-- In the process of refuting a particularly clever thought experiment by group member Nick Herbert, three separate groups of physicists — Wojciech Zurek and Bill Wootters; Dennis Dieks; and GianCarlo Ghirardi and Tullio Weber — discovered the "no-cloning theorem," a fundamental feature of quantum theory that no one had ever recognized before. The no-cloning theorem stipulates that it is impossible to make exact copies or clones of an unknown quantum state. In short order, the no-cloning theorem became the linchpin of the first protocol for quantum encryption.
-- Herbert's thought experiment likewise instigated the first-ever demonstrations of a fundamental quantum limit on amplifiers like lasers: their behavior at the single-quantum level departs significantly from their ordinary operation, as only became clear in the process of tackling Herbert's intriguing challenge.

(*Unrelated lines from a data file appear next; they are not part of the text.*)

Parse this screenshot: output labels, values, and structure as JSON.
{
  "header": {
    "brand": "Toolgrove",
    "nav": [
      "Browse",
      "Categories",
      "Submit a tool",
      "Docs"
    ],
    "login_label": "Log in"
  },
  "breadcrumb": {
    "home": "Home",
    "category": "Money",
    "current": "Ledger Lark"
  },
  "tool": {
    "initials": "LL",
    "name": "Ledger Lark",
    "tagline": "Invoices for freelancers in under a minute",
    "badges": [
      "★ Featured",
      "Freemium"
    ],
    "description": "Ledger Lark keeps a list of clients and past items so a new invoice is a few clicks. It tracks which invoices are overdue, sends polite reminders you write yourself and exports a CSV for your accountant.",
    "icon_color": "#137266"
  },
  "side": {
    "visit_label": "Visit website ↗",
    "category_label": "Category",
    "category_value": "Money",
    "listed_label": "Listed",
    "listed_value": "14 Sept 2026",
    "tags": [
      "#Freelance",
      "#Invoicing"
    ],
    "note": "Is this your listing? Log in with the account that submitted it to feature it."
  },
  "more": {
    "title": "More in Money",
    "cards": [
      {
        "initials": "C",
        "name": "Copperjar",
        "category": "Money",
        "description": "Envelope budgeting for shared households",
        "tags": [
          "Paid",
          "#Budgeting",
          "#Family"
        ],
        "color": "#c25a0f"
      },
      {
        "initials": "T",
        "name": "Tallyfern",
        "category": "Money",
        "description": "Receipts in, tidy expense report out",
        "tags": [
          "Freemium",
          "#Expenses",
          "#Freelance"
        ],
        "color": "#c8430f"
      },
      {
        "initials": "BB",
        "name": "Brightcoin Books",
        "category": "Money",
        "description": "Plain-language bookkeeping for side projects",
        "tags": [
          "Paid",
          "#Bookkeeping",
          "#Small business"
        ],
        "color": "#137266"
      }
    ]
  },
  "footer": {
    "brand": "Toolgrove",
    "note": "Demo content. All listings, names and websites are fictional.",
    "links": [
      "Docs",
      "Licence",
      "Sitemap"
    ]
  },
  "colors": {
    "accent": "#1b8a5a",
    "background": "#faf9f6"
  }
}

-- Books and articles by group members provided some of the earliest resources for teaching Bell's theorem — and were actually picked up for use in physics classrooms across the country — well before ordinary textbooks began to include that material.
And so we come to my book's title, How the Hippies Saved Physics. As I discuss in the book's introduction, the title is meant to be partly tongue-in-cheek. I don't believe that any small group of scientists could possibly "save" an entire discipline on their own (hippies or otherwise). Moreover, as I detail in the book, members of the Fundamental Fysiks Group interacted with several other physicists around the world, including great leaders like John Wheeler, Richard Feynman, and Eugene Wigner. Those interactions sparked some beautiful and lasting insights into the deepest questions of space, time, and matter.
The playful title is meant to signal that some serious work was going on amid the antics of the time, and to highlight the remarkable gap between group members' intellectual ambitions and the humbleness of their professional platform.
Even more interesting for me is the question of how a wider context can shape scientific work. It mattered a great deal that most members of the Fundamental Fysiks Group had been well-trained in leading universities. It also mattered that they were pursuing their work outside the usual institutions, sitting amid the blossoming New Age and counterculture movements of the 1970s San Francisco Bay area.
That combination of out-of-left-field curiosity with carefully disciplined skills proved potent. Not a bad legacy for a bunch of bright, fun-loving, and underemployed young hippies.